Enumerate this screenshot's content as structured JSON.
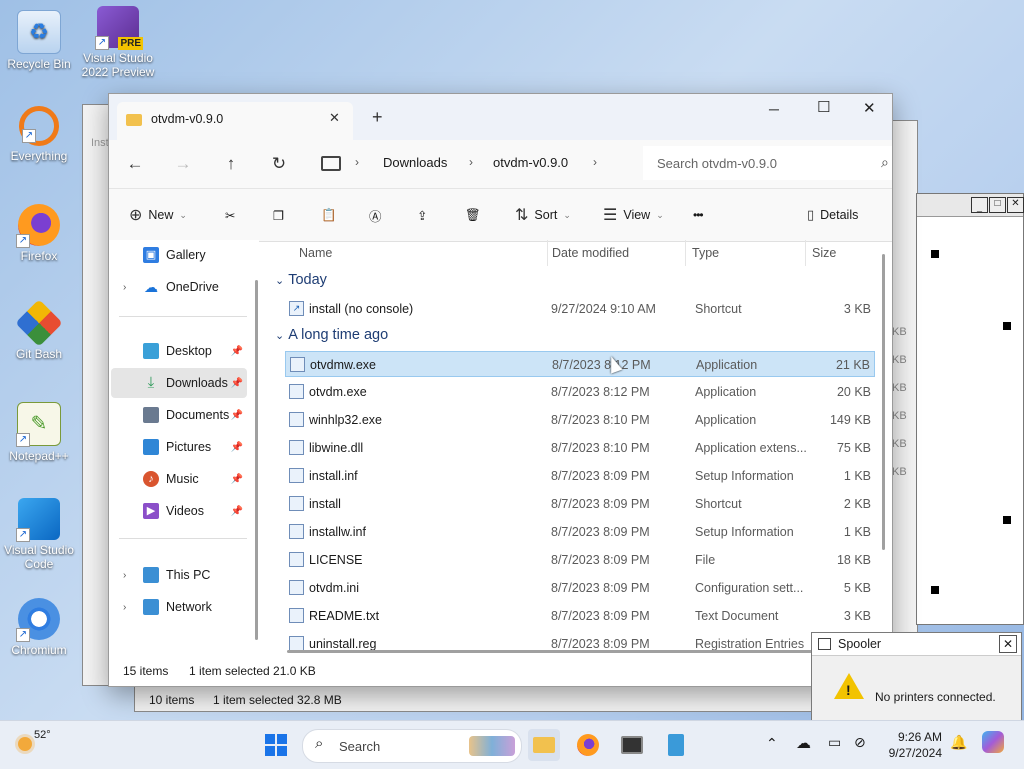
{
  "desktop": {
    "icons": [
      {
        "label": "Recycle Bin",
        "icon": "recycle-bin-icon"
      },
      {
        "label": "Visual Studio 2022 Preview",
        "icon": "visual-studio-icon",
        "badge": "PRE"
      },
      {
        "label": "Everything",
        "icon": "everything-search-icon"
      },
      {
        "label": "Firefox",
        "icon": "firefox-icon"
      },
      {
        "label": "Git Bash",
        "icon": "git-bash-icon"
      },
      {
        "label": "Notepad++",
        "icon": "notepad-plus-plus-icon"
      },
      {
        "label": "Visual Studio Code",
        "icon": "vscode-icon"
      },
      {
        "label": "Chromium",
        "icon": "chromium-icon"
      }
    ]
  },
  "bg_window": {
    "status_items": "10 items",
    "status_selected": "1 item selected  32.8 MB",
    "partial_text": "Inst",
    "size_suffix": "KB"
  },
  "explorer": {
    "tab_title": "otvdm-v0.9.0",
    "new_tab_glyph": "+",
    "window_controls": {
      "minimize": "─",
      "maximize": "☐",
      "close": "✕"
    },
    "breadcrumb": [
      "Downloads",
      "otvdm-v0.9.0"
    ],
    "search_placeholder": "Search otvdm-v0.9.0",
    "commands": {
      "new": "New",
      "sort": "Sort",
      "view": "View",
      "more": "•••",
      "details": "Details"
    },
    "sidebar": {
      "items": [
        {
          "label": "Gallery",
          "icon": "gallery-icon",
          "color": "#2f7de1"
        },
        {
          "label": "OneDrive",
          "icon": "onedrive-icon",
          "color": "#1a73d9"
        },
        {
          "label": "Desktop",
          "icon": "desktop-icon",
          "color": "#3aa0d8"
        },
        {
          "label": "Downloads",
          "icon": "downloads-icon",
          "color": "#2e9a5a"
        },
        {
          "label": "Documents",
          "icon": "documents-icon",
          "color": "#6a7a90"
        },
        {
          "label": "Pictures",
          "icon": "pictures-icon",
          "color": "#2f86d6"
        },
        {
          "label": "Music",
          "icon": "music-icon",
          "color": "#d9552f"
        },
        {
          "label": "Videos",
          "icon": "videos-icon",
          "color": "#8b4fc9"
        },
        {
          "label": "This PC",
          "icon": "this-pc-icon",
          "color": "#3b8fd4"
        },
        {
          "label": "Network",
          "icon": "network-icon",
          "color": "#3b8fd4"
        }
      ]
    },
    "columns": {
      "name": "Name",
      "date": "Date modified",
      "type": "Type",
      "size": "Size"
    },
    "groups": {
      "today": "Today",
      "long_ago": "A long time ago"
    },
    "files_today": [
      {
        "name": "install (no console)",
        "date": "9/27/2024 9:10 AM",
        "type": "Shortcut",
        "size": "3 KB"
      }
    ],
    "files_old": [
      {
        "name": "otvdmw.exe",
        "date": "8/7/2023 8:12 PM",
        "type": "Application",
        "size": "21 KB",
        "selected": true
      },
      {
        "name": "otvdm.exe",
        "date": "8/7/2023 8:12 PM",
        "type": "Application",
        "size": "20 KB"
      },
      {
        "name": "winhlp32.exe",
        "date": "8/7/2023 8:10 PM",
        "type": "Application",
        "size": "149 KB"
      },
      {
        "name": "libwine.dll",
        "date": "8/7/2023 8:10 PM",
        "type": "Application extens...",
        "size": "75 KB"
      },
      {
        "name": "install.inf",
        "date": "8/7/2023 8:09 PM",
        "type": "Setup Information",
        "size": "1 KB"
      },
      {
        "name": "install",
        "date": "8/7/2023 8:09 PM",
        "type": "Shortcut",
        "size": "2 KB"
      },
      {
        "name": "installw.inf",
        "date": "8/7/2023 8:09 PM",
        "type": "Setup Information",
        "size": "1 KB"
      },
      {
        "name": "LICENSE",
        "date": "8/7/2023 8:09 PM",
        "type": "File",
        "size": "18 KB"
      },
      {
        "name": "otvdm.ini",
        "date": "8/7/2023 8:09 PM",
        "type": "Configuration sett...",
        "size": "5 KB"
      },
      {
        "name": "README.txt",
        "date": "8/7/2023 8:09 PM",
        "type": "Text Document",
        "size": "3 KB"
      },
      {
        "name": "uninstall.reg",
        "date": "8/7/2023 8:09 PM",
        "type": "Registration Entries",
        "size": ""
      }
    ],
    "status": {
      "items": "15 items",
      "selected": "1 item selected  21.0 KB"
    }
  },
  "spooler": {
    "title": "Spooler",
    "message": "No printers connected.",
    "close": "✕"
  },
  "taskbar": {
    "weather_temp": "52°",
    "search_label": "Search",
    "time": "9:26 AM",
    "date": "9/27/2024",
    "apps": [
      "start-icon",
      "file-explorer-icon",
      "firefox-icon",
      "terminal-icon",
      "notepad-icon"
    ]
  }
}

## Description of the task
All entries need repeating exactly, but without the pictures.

## Expected answer
Enumerate this screenshot's content as structured JSON.
{
  "desktop": {
    "icons": [
      {
        "label": "Recycle Bin",
        "icon": "recycle-bin-icon"
      },
      {
        "label": "Visual Studio 2022 Preview",
        "icon": "visual-studio-icon",
        "badge": "PRE"
      },
      {
        "label": "Everything",
        "icon": "everything-search-icon"
      },
      {
        "label": "Firefox",
        "icon": "firefox-icon"
      },
      {
        "label": "Git Bash",
        "icon": "git-bash-icon"
      },
      {
        "label": "Notepad++",
        "icon": "notepad-plus-plus-icon"
      },
      {
        "label": "Visual Studio Code",
        "icon": "vscode-icon"
      },
      {
        "label": "Chromium",
        "icon": "chromium-icon"
      }
    ]
  },
  "bg_window": {
    "status_items": "10 items",
    "status_selected": "1 item selected  32.8 MB",
    "partial_text": "Inst",
    "size_suffix": "KB"
  },
  "explorer": {
    "tab_title": "otvdm-v0.9.0",
    "new_tab_glyph": "+",
    "window_controls": {
      "minimize": "─",
      "maximize": "☐",
      "close": "✕"
    },
    "breadcrumb": [
      "Downloads",
      "otvdm-v0.9.0"
    ],
    "search_placeholder": "Search otvdm-v0.9.0",
    "commands": {
      "new": "New",
      "sort": "Sort",
      "view": "View",
      "more": "•••",
      "details": "Details"
    },
    "sidebar": {
      "items": [
        {
          "label": "Gallery",
          "icon": "gallery-icon",
          "color": "#2f7de1"
        },
        {
          "label": "OneDrive",
          "icon": "onedrive-icon",
          "color": "#1a73d9"
        },
        {
          "label": "Desktop",
          "icon": "desktop-icon",
          "color": "#3aa0d8"
        },
        {
          "label": "Downloads",
          "icon": "downloads-icon",
          "color": "#2e9a5a"
        },
        {
          "label": "Documents",
          "icon": "documents-icon",
          "color": "#6a7a90"
        },
        {
          "label": "Pictures",
          "icon": "pictures-icon",
          "color": "#2f86d6"
        },
        {
          "label": "Music",
          "icon": "music-icon",
          "color": "#d9552f"
        },
        {
          "label": "Videos",
          "icon": "videos-icon",
          "color": "#8b4fc9"
        },
        {
          "label": "This PC",
          "icon": "this-pc-icon",
          "color": "#3b8fd4"
        },
        {
          "label": "Network",
          "icon": "network-icon",
          "color": "#3b8fd4"
        }
      ]
    },
    "columns": {
      "name": "Name",
      "date": "Date modified",
      "type": "Type",
      "size": "Size"
    },
    "groups": {
      "today": "Today",
      "long_ago": "A long time ago"
    },
    "files_today": [
      {
        "name": "install (no console)",
        "date": "9/27/2024 9:10 AM",
        "type": "Shortcut",
        "size": "3 KB"
      }
    ],
    "files_old": [
      {
        "name": "otvdmw.exe",
        "date": "8/7/2023 8:12 PM",
        "type": "Application",
        "size": "21 KB",
        "selected": true
      },
      {
        "name": "otvdm.exe",
        "date": "8/7/2023 8:12 PM",
        "type": "Application",
        "size": "20 KB"
      },
      {
        "name": "winhlp32.exe",
        "date": "8/7/2023 8:10 PM",
        "type": "Application",
        "size": "149 KB"
      },
      {
        "name": "libwine.dll",
        "date": "8/7/2023 8:10 PM",
        "type": "Application extens...",
        "size": "75 KB"
      },
      {
        "name": "install.inf",
        "date": "8/7/2023 8:09 PM",
        "type": "Setup Information",
        "size": "1 KB"
      },
      {
        "name": "install",
        "date": "8/7/2023 8:09 PM",
        "type": "Shortcut",
        "size": "2 KB"
      },
      {
        "name": "installw.inf",
        "date": "8/7/2023 8:09 PM",
        "type": "Setup Information",
        "size": "1 KB"
      },
      {
        "name": "LICENSE",
        "date": "8/7/2023 8:09 PM",
        "type": "File",
        "size": "18 KB"
      },
      {
        "name": "otvdm.ini",
        "date": "8/7/2023 8:09 PM",
        "type": "Configuration sett...",
        "size": "5 KB"
      },
      {
        "name": "README.txt",
        "date": "8/7/2023 8:09 PM",
        "type": "Text Document",
        "size": "3 KB"
      },
      {
        "name": "uninstall.reg",
        "date": "8/7/2023 8:09 PM",
        "type": "Registration Entries",
        "size": ""
      }
    ],
    "status": {
      "items": "15 items",
      "selected": "1 item selected  21.0 KB"
    }
  },
  "spooler": {
    "title": "Spooler",
    "message": "No printers connected.",
    "close": "✕"
  },
  "taskbar": {
    "weather_temp": "52°",
    "search_label": "Search",
    "time": "9:26 AM",
    "date": "9/27/2024",
    "apps": [
      "start-icon",
      "file-explorer-icon",
      "firefox-icon",
      "terminal-icon",
      "notepad-icon"
    ]
  }
}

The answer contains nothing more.